The year was 1987, and the Nintendo Entertainment System was in the prime of its life. Game developer, Capcom, already had a number of prolific and successful games for the NES under their belt, and they were about to introduce a new one who would become one of the most popular video game characters worldwide. In Japan, for the Famicom, he was introduced as Rockman, but in North America, for the NES, he was introduced as Mega Man.
Despite what has gone down in gaming history as some of the ugliest box art of all time, the little blue robo-boy enjoyed a low-key success with his first game. He followed up that premiere with a breakout success in ‘Mega Man 2’, which people just couldn’t get enough of.
The original game was the story of a robot boy built by the scientist Dr. Light to combat the evil Dr. Wily and his army of rebel construction robots. The non-linear platformer was uncommon and the challenging nature of the game intrigued gamers, as did the innovative idea of stealing the abilities of defeated bosses. The clever gamer would figure out that gaining Ice Man’s powers would allow them to more easily defeat Fire Man, whose abilities would allow them to more easily defeat Bomb Man, and so on.
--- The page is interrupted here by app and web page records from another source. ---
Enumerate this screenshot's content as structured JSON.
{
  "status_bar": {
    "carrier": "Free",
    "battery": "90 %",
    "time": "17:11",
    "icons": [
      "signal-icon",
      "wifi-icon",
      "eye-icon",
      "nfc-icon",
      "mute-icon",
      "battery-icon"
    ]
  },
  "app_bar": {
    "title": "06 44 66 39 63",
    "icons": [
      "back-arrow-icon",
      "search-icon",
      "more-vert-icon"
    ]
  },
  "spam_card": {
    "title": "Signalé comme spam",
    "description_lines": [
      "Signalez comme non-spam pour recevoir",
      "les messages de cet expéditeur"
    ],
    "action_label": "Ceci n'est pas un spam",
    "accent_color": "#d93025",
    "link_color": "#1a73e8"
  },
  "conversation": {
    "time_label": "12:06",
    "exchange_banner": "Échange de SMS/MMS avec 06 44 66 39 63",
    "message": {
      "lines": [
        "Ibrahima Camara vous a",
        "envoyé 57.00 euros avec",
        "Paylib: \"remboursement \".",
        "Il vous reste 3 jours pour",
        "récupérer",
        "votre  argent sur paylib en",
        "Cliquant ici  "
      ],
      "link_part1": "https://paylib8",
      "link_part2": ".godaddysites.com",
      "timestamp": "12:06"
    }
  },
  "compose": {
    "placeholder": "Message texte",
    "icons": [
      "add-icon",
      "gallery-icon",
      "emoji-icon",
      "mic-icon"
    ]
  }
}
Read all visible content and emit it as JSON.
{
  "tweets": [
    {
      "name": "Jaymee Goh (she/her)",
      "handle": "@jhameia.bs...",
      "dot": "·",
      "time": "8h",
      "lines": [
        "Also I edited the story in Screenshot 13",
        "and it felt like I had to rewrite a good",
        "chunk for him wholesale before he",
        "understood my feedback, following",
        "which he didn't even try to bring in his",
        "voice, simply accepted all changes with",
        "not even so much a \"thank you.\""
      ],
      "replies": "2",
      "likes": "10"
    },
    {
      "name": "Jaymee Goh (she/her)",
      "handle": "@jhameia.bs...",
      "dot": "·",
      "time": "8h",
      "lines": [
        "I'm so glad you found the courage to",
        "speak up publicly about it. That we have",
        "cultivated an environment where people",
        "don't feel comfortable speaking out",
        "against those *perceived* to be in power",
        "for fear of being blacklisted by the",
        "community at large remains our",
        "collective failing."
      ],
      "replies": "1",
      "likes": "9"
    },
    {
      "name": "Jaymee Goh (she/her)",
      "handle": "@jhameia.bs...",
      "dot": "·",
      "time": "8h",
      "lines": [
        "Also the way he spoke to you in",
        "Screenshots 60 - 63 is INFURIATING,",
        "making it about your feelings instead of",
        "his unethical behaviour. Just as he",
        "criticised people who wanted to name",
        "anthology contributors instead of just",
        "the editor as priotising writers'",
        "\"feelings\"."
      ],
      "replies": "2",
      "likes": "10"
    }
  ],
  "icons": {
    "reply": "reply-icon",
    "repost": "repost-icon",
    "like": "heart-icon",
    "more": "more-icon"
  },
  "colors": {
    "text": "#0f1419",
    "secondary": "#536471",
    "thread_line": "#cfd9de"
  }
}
The second installment had similar game-play and the same basic components, but with more bosses, new upgrades for Mega through Dr. Light, and an iconic soundtrack that many gamers can still identify in 5 seconds or less. It’s not difficult to see why ‘Mega Man 2’ quickly became a fan favorite. In fact, for lots of gamers of my generation, this installment is still the series favorite to this day.
Of course, such a popular character wouldn’t lose steam after only two games. Eight more games of a similar formula (‘Mega Man 3′ through ’10’) were released between 1990 and 2010, enjoying successes across several different gaming consoles. In 1994 a separate line of games began adjacent the original one, starting with ‘Mega Man X’ as the first of the franchise to break into the Super Nintendo market. This side-series gave Mega a makeover and introduced another character who would become well-loved: the red robot named Zero. The X-series would enjoy seven sequels (‘Mega Man X2’ through ‘X8’) over several consoles as well. And that’s not even the end of it. There were several more offshoots of the now-classic franchise, including the ‘Mega Man: Battle Network’ series, which enjoyed success on Nintendo’s handheld systems. And on top of all that, Mega Man has been featured in his own cartoon series’, and now holds a coveted spot as a playable fighter in ‘Super Smash Bros.’ for the Wii U. In short, it doesn’t look like this little blue bot is going to be going away any time soon.
My own experience with Mega Man is almost embarrassingly limited. As a kid I never really played any of the iconic installments because I was more interested in RPGs at that time. Later in life my husband introduced me to the franchise via the X-series, and I played a couple of the handheld ‘Battle Network’ games, but this was during my college years when I was more interested in drinking with friends and not flunking my classes (prioritized in that order). The honest truth is that I never really got that into Mega Man, but that’s not to say that I don’t understand his place in video game history. In fact, I understand it so well that two Halloweens ago this happened:
What is your experience with Mega Man? Do you prefer the older games or the newer ones? Classic Mega or X? Or maybe you’re more of a Zero person? Please share!
Enjoying the A to Z Challenge? Why not check out some of these other participating blogs?